PROBLEM DESCRIPTION - Line by line, return everything in the listing exactly.

------------------------

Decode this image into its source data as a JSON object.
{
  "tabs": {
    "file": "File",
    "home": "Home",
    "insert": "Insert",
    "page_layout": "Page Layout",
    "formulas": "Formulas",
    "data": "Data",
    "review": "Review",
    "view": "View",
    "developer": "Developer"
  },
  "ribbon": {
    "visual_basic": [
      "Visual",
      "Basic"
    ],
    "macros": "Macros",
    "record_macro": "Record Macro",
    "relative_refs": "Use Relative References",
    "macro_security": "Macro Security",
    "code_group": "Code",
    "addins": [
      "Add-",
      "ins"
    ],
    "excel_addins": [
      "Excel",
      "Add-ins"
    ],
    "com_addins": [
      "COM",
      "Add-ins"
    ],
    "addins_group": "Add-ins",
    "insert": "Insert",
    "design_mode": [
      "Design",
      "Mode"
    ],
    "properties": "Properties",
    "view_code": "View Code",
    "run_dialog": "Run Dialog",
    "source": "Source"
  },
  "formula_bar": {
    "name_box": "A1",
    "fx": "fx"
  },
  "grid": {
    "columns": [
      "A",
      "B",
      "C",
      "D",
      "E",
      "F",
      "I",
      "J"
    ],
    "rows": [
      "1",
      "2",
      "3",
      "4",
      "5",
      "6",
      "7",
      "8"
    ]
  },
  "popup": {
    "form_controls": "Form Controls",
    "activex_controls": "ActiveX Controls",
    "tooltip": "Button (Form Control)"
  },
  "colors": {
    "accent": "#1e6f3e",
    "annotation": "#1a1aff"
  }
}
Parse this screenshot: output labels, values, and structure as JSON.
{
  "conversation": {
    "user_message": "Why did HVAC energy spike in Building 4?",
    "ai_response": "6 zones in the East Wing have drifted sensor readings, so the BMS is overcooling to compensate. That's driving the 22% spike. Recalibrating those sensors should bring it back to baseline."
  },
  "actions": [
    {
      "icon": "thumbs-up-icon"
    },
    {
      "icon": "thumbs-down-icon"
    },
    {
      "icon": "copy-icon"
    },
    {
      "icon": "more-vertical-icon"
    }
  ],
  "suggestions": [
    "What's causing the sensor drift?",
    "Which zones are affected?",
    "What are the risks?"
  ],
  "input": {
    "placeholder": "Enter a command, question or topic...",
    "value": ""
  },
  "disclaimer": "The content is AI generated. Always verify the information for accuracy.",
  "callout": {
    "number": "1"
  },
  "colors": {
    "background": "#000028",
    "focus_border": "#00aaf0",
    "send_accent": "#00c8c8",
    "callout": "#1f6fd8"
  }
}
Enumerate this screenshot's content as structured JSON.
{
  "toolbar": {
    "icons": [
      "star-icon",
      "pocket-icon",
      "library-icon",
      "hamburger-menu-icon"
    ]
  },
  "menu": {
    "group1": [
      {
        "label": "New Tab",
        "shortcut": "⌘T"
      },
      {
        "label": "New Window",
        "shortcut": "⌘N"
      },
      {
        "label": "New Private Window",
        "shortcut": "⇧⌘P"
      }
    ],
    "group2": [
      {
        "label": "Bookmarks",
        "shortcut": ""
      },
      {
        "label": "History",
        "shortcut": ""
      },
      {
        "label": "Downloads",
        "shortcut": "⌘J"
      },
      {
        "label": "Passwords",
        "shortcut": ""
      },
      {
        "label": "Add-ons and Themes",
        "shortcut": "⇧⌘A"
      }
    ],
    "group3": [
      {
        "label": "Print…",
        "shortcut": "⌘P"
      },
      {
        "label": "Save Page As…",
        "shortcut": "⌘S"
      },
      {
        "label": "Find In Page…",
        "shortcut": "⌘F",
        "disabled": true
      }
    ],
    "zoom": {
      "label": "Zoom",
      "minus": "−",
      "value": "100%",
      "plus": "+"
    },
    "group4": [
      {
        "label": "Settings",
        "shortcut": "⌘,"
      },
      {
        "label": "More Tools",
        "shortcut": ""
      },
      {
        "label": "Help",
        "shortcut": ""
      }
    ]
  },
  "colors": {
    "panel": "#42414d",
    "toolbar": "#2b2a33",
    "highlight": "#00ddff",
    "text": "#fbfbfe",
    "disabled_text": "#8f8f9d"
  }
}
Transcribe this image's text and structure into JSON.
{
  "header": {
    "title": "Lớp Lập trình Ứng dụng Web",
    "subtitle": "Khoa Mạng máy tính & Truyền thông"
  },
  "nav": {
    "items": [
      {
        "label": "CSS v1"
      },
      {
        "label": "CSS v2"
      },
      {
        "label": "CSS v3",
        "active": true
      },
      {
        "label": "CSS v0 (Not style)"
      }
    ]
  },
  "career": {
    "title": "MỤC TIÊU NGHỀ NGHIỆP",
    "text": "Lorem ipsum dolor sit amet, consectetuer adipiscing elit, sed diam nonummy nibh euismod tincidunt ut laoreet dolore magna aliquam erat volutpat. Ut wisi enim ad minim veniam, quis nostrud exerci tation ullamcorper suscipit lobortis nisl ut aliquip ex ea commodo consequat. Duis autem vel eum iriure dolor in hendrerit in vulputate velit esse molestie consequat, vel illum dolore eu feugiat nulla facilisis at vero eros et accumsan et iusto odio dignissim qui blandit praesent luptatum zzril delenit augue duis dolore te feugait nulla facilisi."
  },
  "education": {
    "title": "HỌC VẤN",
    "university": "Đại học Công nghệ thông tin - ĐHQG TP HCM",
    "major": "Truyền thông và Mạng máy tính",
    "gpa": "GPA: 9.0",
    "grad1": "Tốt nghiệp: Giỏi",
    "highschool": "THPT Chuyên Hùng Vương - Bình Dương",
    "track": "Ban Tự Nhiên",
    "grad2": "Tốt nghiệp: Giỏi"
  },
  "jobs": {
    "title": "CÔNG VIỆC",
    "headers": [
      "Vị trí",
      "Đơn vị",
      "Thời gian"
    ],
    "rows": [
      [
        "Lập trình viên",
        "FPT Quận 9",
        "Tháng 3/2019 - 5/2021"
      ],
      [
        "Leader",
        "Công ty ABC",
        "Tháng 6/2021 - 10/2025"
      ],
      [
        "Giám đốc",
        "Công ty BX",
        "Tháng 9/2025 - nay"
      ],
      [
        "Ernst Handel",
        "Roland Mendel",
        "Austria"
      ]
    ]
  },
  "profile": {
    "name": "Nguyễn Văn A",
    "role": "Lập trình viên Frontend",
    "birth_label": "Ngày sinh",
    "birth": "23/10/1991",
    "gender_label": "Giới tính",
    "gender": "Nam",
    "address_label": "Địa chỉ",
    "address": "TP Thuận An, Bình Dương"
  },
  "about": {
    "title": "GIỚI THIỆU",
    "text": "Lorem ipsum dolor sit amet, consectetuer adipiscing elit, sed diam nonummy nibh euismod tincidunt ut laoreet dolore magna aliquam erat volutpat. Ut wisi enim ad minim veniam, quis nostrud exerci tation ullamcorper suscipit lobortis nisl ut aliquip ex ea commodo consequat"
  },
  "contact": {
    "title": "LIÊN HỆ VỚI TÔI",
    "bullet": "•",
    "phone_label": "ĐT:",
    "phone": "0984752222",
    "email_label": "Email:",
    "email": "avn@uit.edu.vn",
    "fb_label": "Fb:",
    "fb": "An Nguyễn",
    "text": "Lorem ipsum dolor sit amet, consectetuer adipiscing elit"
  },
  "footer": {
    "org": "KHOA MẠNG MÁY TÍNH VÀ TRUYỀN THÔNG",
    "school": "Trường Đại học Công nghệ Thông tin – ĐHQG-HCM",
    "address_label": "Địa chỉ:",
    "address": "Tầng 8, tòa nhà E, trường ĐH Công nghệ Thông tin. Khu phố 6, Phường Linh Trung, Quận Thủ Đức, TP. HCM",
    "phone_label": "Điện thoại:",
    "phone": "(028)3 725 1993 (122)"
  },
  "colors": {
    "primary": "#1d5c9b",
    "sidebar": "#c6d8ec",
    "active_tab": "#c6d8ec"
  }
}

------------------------

ANSWER FOR THE TASK -
Decode this image into its source data as a JSON object.
{
  "tabs": {
    "file": "File",
    "home": "Home",
    "insert": "Insert",
    "page_layout": "Page Layout",
    "formulas": "Formulas",
    "data": "Data",
    "review": "Review",
    "view": "View",
    "developer": "Developer"
  },
  "ribbon": {
    "visual_basic": [
      "Visual",
      "Basic"
    ],
    "macros": "Macros",
    "record_macro": "Record Macro",
    "relative_refs": "Use Relative References",
    "macro_security": "Macro Security",
    "code_group": "Code",
    "addins": [
      "Add-",
      "ins"
    ],
    "excel_addins": [
      "Excel",
      "Add-ins"
    ],
    "com_addins": [
      "COM",
      "Add-ins"
    ],
    "addins_group": "Add-ins",
    "insert": "Insert",
    "design_mode": [
      "Design",
      "Mode"
    ],
    "properties": "Properties",
    "view_code": "View Code",
    "run_dialog": "Run Dialog",
    "source": "Source"
  },
  "formula_bar": {
    "name_box": "A1",
    "fx": "fx"
  },
  "grid": {
    "columns": [
      "A",
      "B",
      "C",
      "D",
      "E",
      "F",
      "I",
      "J"
    ],
    "rows": [
      "1",
      "2",
      "3",
      "4",
      "5",
      "6",
      "7",
      "8"
    ]
  },
  "popup": {
    "form_controls": "Form Controls",
    "activex_controls": "ActiveX Controls",
    "tooltip": "Button (Form Control)"
  },
  "colors": {
    "accent": "#1e6f3e",
    "annotation": "#1a1aff"
  }
}
Parse this screenshot: output labels, values, and structure as JSON.
{
  "conversation": {
    "user_message": "Why did HVAC energy spike in Building 4?",
    "ai_response": "6 zones in the East Wing have drifted sensor readings, so the BMS is overcooling to compensate. That's driving the 22% spike. Recalibrating those sensors should bring it back to baseline."
  },
  "actions": [
    {
      "icon": "thumbs-up-icon"
    },
    {
      "icon": "thumbs-down-icon"
    },
    {
      "icon": "copy-icon"
    },
    {
      "icon": "more-vertical-icon"
    }
  ],
  "suggestions": [
    "What's causing the sensor drift?",
    "Which zones are affected?",
    "What are the risks?"
  ],
  "input": {
    "placeholder": "Enter a command, question or topic...",
    "value": ""
  },
  "disclaimer": "The content is AI generated. Always verify the information for accuracy.",
  "callout": {
    "number": "1"
  },
  "colors": {
    "background": "#000028",
    "focus_border": "#00aaf0",
    "send_accent": "#00c8c8",
    "callout": "#1f6fd8"
  }
}
Enumerate this screenshot's content as structured JSON.
{
  "toolbar": {
    "icons": [
      "star-icon",
      "pocket-icon",
      "library-icon",
      "hamburger-menu-icon"
    ]
  },
  "menu": {
    "group1": [
      {
        "label": "New Tab",
        "shortcut": "⌘T"
      },
      {
        "label": "New Window",
        "shortcut": "⌘N"
      },
      {
        "label": "New Private Window",
        "shortcut": "⇧⌘P"
      }
    ],
    "group2": [
      {
        "label": "Bookmarks",
        "shortcut": ""
      },
      {
        "label": "History",
        "shortcut": ""
      },
      {
        "label": "Downloads",
        "shortcut": "⌘J"
      },
      {
        "label": "Passwords",
        "shortcut": ""
      },
      {
        "label": "Add-ons and Themes",
        "shortcut": "⇧⌘A"
      }
    ],
    "group3": [
      {
        "label": "Print…",
        "shortcut": "⌘P"
      },
      {
        "label": "Save Page As…",
        "shortcut": "⌘S"
      },
      {
        "label": "Find In Page…",
        "shortcut": "⌘F",
        "disabled": true
      }
    ],
    "zoom": {
      "label": "Zoom",
      "minus": "−",
      "value": "100%",
      "plus": "+"
    },
    "group4": [
      {
        "label": "Settings",
        "shortcut": "⌘,"
      },
      {
        "label": "More Tools",
        "shortcut": ""
      },
      {
        "label": "Help",
        "shortcut": ""
      }
    ]
  },
  "colors": {
    "panel": "#42414d",
    "toolbar": "#2b2a33",
    "highlight": "#00ddff",
    "text": "#fbfbfe",
    "disabled_text": "#8f8f9d"
  }
}
Transcribe this image's text and structure into JSON.
{
  "header": {
    "title": "Lớp Lập trình Ứng dụng Web",
    "subtitle": "Khoa Mạng máy tính & Truyền thông"
  },
  "nav": {
    "items": [
      {
        "label": "CSS v1"
      },
      {
        "label": "CSS v2"
      },
      {
        "label": "CSS v3",
        "active": true
      },
      {
        "label": "CSS v0 (Not style)"
      }
    ]
  },
  "career": {
    "title": "MỤC TIÊU NGHỀ NGHIỆP",
    "text": "Lorem ipsum dolor sit amet, consectetuer adipiscing elit, sed diam nonummy nibh euismod tincidunt ut laoreet dolore magna aliquam erat volutpat. Ut wisi enim ad minim veniam, quis nostrud exerci tation ullamcorper suscipit lobortis nisl ut aliquip ex ea commodo consequat. Duis autem vel eum iriure dolor in hendrerit in vulputate velit esse molestie consequat, vel illum dolore eu feugiat nulla facilisis at vero eros et accumsan et iusto odio dignissim qui blandit praesent luptatum zzril delenit augue duis dolore te feugait nulla facilisi."
  },
  "education": {
    "title": "HỌC VẤN",
    "university": "Đại học Công nghệ thông tin - ĐHQG TP HCM",
    "major": "Truyền thông và Mạng máy tính",
    "gpa": "GPA: 9.0",
    "grad1": "Tốt nghiệp: Giỏi",
    "highschool": "THPT Chuyên Hùng Vương - Bình Dương",
    "track": "Ban Tự Nhiên",
    "grad2": "Tốt nghiệp: Giỏi"
  },
  "jobs": {
    "title": "CÔNG VIỆC",
    "headers": [
      "Vị trí",
      "Đơn vị",
      "Thời gian"
    ],
    "rows": [
      [
        "Lập trình viên",
        "FPT Quận 9",
        "Tháng 3/2019 - 5/2021"
      ],
      [
        "Leader",
        "Công ty ABC",
        "Tháng 6/2021 - 10/2025"
      ],
      [
        "Giám đốc",
        "Công ty BX",
        "Tháng 9/2025 - nay"
      ],
      [
        "Ernst Handel",
        "Roland Mendel",
        "Austria"
      ]
    ]
  },
  "profile": {
    "name": "Nguyễn Văn A",
    "role": "Lập trình viên Frontend",
    "birth_label": "Ngày sinh",
    "birth": "23/10/1991",
    "gender_label": "Giới tính",
    "gender": "Nam",
    "address_label": "Địa chỉ",
    "address": "TP Thuận An, Bình Dương"
  },
  "about": {
    "title": "GIỚI THIỆU",
    "text": "Lorem ipsum dolor sit amet, consectetuer adipiscing elit, sed diam nonummy nibh euismod tincidunt ut laoreet dolore magna aliquam erat volutpat. Ut wisi enim ad minim veniam, quis nostrud exerci tation ullamcorper suscipit lobortis nisl ut aliquip ex ea commodo consequat"
  },
  "contact": {
    "title": "LIÊN HỆ VỚI TÔI",
    "bullet": "•",
    "phone_label": "ĐT:",
    "phone": "0984752222",
    "email_label": "Email:",
    "email": "avn@uit.edu.vn",
    "fb_label": "Fb:",
    "fb": "An Nguyễn",
    "text": "Lorem ipsum dolor sit amet, consectetuer adipiscing elit"
  },
  "footer": {
    "org": "KHOA MẠNG MÁY TÍNH VÀ TRUYỀN THÔNG",
    "school": "Trường Đại học Công nghệ Thông tin – ĐHQG-HCM",
    "address_label": "Địa chỉ:",
    "address": "Tầng 8, tòa nhà E, trường ĐH Công nghệ Thông tin. Khu phố 6, Phường Linh Trung, Quận Thủ Đức, TP. HCM",
    "phone_label": "Điện thoại:",
    "phone": "(028)3 725 1993 (122)"
  },
  "colors": {
    "primary": "#1d5c9b",
    "sidebar": "#c6d8ec",
    "active_tab": "#c6d8ec"
  }
}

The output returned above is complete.